─── SOURCE DATA
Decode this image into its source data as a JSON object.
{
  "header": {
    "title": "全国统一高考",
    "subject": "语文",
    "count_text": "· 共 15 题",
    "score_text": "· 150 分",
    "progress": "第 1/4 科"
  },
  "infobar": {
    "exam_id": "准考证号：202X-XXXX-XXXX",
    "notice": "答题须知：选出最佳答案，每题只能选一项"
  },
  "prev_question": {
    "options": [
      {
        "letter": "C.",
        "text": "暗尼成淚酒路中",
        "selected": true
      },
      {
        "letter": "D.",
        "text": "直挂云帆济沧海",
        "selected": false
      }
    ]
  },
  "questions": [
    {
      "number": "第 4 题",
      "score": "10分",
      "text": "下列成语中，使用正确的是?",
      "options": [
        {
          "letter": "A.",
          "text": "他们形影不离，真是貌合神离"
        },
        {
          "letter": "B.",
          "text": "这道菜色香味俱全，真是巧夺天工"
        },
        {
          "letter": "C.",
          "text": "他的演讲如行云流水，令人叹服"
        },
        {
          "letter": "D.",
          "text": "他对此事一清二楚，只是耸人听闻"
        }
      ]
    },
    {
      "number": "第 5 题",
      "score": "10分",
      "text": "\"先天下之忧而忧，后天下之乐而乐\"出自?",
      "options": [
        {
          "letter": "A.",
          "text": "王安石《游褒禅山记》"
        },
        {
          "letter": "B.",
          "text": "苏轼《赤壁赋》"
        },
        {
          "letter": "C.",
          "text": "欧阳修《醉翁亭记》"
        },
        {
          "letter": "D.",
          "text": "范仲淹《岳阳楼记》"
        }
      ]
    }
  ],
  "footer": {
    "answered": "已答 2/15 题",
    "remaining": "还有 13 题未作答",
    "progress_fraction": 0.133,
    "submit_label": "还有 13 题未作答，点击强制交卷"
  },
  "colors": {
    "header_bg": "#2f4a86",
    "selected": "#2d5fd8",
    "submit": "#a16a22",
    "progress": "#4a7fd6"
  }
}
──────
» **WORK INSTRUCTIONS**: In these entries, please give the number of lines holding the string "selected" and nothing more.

» **RESULT OF THE TASK**: 3